Neo-Noirvember: Blade Runner (1982)

It’s getting colder out there. It’s getting darker. In honor of “Noirvember,” Deadshirt’s decided to turn the spotlight on our favorite modern noir films of the last couple decades. Eyes forward, put the money in the bag and don’t get cute. This is Neo-Noirvember.


If you’re talking about neo-noir, Blade Runner is required viewing; Blade Runner is neo-noir. Ridley Scott’s interpretation of Philip K. Dick’s bleak portrait of futuristic Los Angeles bombed when it was released in 1982, but has since garnered well-deserved critical acclaim. Blade Runner is my very favorite movie —particularly the Final Cut, the last of seven (!) different versions of the film.

Blade Runner’s Los Angeles is a world of sputtering neon and endless rain, where desperate people hustle through the trash-strewn streets, and grimy hovercars zip overhead. Earth, as it seems, is used up, and those with money are leaving the planet for the burgeoning colonies on Mars.

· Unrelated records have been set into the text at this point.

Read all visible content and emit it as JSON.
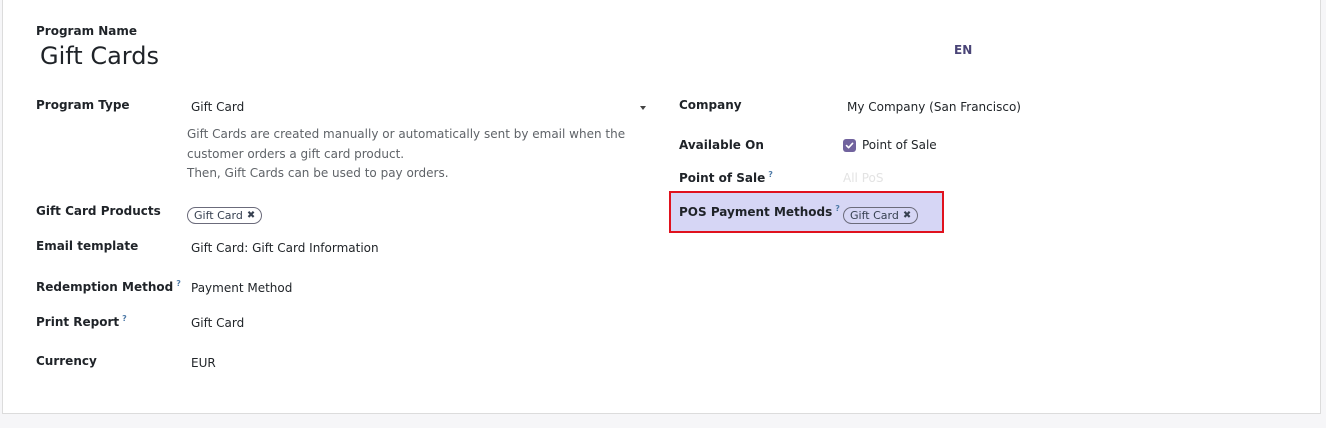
{
  "program_name": {
    "label": "Program Name",
    "value": "Gift Cards",
    "lang": "EN"
  },
  "left_fields": {
    "program_type": {
      "label": "Program Type",
      "value": "Gift Card"
    },
    "program_help": {
      "line1": "Gift Cards are created manually or automatically sent by email when the",
      "line2": "customer orders a gift card product.",
      "line3": "Then, Gift Cards can be used to pay orders."
    },
    "gift_card_products": {
      "label": "Gift Card Products",
      "tag": "Gift Card"
    },
    "email_template": {
      "label": "Email template",
      "value": "Gift Card: Gift Card Information"
    },
    "redemption_method": {
      "label": "Redemption Method",
      "help": "?",
      "value": "Payment Method"
    },
    "print_report": {
      "label": "Print Report",
      "help": "?",
      "value": "Gift Card"
    },
    "currency": {
      "label": "Currency",
      "value": "EUR"
    }
  },
  "right_fields": {
    "company": {
      "label": "Company",
      "value": "My Company (San Francisco)"
    },
    "available_on": {
      "label": "Available On",
      "option": "Point of Sale",
      "checked": true
    },
    "point_of_sale": {
      "label": "Point of Sale",
      "help": "?",
      "placeholder": "All PoS"
    },
    "pos_payment_methods": {
      "label": "POS Payment Methods",
      "help": "?",
      "tag": "Gift Card"
    }
  },
  "colors": {
    "highlight_fill": "#d6d6f5",
    "highlight_border": "#e0121e",
    "checkbox": "#71639e",
    "lang_badge": "#4a4577"
  }
}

For those on Earth, life is grimy and lonely, and oftentimes unpleasant. When a group of the monolithic Tyrell Corporation’s lifelike android Replicants develop self-awareness and escape to L.A., burnt-out bounty hunter Rick Deckard (Harrison Ford) is forced out of retirement to hunt them down and kill–or “retire”–them before the public finds out.


Deckard has been at his work too long, and it shows. He’s a cynical alcoholic, and despite his reputation as an effective “blade runner,” he’s in over his head. The replicants, led by the charismatic and violent Roy Batty (Rutger Hauer) are both intelligent and superhumanly powerful, and they seek to gain an audience with their creator, Eldon Tyrell, in hopes of getting their very brief four-year lifespans extended.

Deckard does as much detective work as he does “retiring,” plunging in and out of the endless rain as he tracks down the fugitive androids, some of whom have taken up odd jobs to maintain their cover. It is with the pragmatism and determination of a man without a choice that he goes about his work, at each turn finding himself far physically outmatched. Deckard is not an action hero. His aim is unsteady, and he often finds himself on the receiving end of vicious android beatings.


The only warm spot in Deckard’s life is Rachael, an experimental Tyrell Corporation Replicant that’s unaware that she isn’t human until Deckard’s Voight-Kampff test shatters her reality. As Deckard continues to hunt down and kill the other Replicants, he begins to fall in love with Rachael and question the morality of his work. What is it that defines humanity? Are the androids more than machines?

Certain cuts of Blade Runner are saddled with a poorly written voiceover narration from Harrison Ford, which is rightfully excised from the superior Director’s Cut and Final Cut. The film is much better off without it, leaving much of the characterization to come through the subtleties in portrayal and dialogue. In a sense, not being allowed into the head of the protagonist leaves you isolated, and more in tune with the vibe of the film. Deckard, fresh off killing a Replicant in the street and nursing a busted lip, offers a sarcastic smile when his boss calls him “a goddamned one-man slaughterhouse.” You’re left to wonder if Deckard is repulsed by the words, or if he’s repulsed by what he sees in himself. Blade Runner exists best as a world of unspoken thoughts and internalized anxiety. It’s a world where there is no one to confide in, and no escape from guilt but at the bottom of a glass.

The feeling of time slipping away hangs over the whole movie. Roy is very near the end of his four-year lifespan, and the imagery of him driving a nail through his hand to force feeling back into his system is an unsettling and effective way to show it. The plight of the fleeting Replicant lifespan is perfectly illustrated midway through the film when Deckard is beaten into near-unconsciousness by android heavy Leon, who simply shouts “Wake up! Time to die.”


Blade Runner is a tapestry of loneliness, and there seems to be little that can be done to ease the pain of our cast. Even the love between Deckard and Rachael often feels cold and alien, symptomatic of two people who have no clue how to handle their emotions. At times, it seems as if they only love each other simply because it is a comfort in a world of isolation and violence. Almost every interaction between them drips with fear and distance: a self-loathing drunk and a doomed, desperate runaway searching for warmth where there is little to be found.

The rampant symbolism of Blade Runner pulls in a lot of directions, and one of the biggest questions left lingering at the end is also one of the most impactful. It is implied throughout that Deckard himself may be a Replicant, wound up by the LAPD to hunt down rogue androids. We are never given a straight answer, and as Deckard and Rachael leave his apartment toward an uncertain future, you wonder if it even matters.

Check back each week for more Neo-Noirvember essays from Deadshirt.

Post By Jake Arant (1 Posts)